→ **Record extracts**:

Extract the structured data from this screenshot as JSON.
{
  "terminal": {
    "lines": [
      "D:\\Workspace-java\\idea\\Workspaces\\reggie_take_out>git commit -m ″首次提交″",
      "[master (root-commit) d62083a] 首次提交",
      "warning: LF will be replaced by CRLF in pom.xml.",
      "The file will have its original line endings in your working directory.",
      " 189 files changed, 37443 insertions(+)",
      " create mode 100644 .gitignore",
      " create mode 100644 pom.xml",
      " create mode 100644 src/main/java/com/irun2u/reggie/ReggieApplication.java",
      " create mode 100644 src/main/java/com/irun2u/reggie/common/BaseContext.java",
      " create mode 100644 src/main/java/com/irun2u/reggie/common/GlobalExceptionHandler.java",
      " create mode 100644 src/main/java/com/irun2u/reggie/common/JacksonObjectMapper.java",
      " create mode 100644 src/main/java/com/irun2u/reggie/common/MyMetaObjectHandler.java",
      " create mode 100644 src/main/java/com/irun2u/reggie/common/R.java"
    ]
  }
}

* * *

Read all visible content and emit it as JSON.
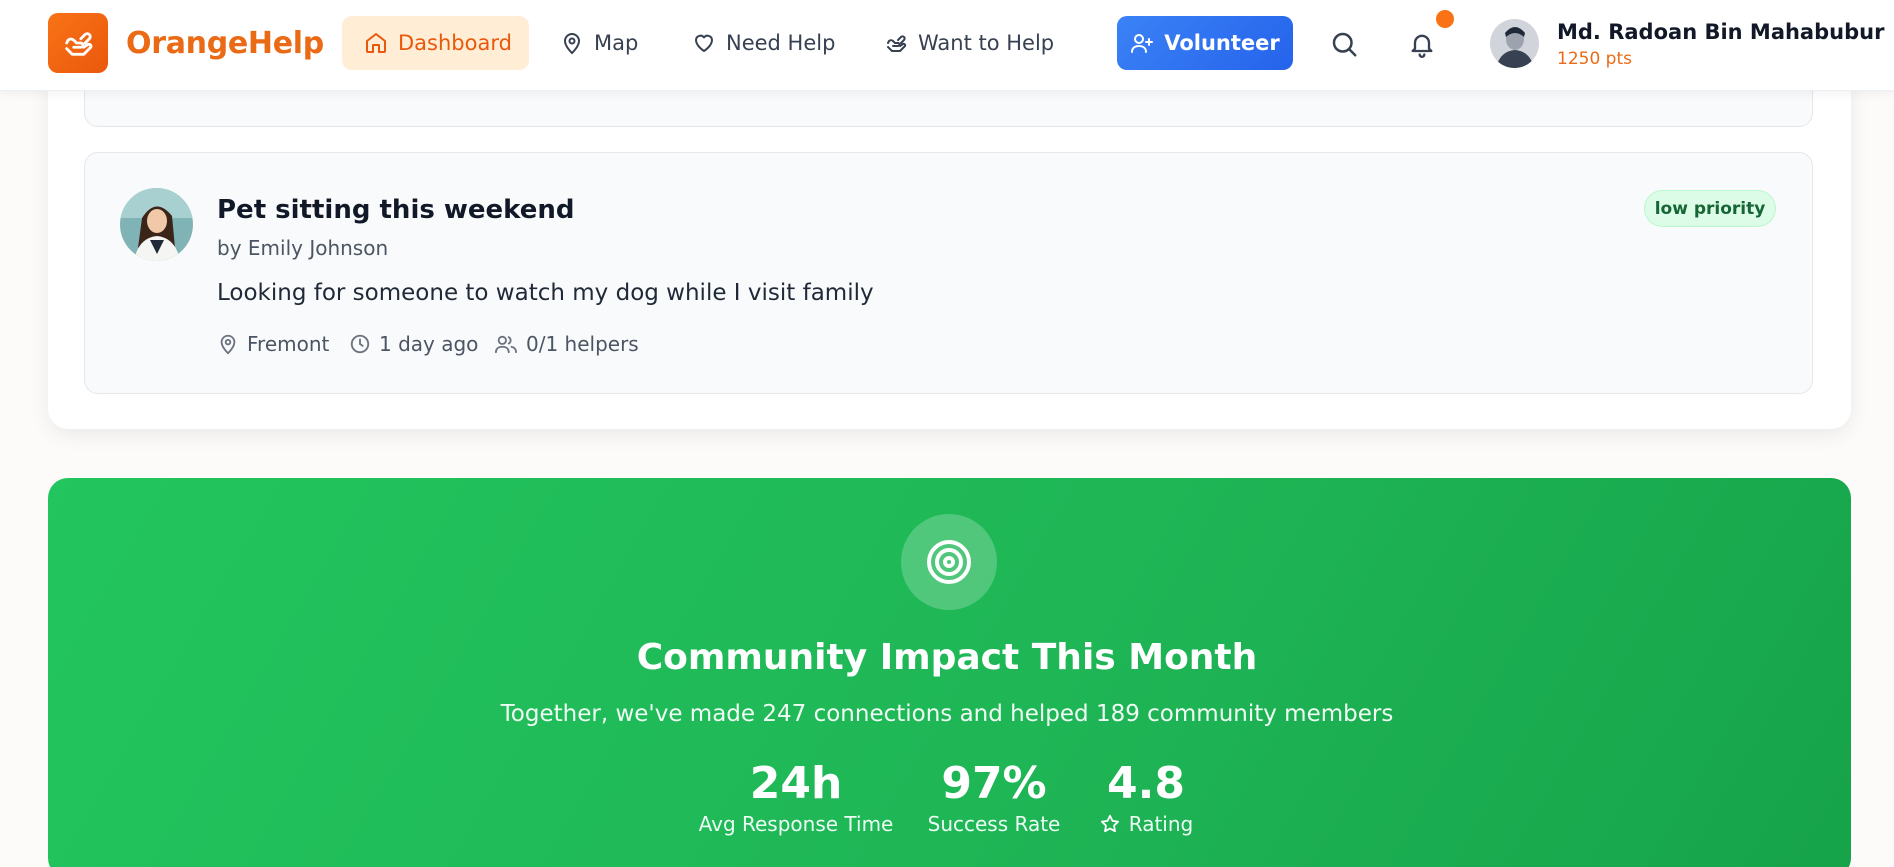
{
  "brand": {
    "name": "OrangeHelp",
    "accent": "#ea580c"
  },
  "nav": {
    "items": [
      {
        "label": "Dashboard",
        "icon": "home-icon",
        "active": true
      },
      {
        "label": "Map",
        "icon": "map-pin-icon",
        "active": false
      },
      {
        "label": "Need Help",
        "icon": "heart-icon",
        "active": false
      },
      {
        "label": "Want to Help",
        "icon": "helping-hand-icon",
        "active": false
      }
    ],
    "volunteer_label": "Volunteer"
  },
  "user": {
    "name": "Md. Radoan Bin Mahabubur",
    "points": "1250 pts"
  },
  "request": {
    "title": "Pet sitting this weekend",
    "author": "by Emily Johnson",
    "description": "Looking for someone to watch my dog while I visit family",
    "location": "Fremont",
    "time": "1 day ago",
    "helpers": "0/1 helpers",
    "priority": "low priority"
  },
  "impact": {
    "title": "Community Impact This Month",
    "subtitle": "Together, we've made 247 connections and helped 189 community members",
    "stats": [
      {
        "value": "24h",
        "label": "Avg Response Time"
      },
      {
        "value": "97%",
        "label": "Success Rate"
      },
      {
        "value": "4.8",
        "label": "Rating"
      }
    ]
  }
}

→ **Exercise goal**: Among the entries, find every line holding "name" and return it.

→ **Response to the exercise**:
    "name": "OrangeHelp",
    "name": "Md. Radoan Bin Mahabubur",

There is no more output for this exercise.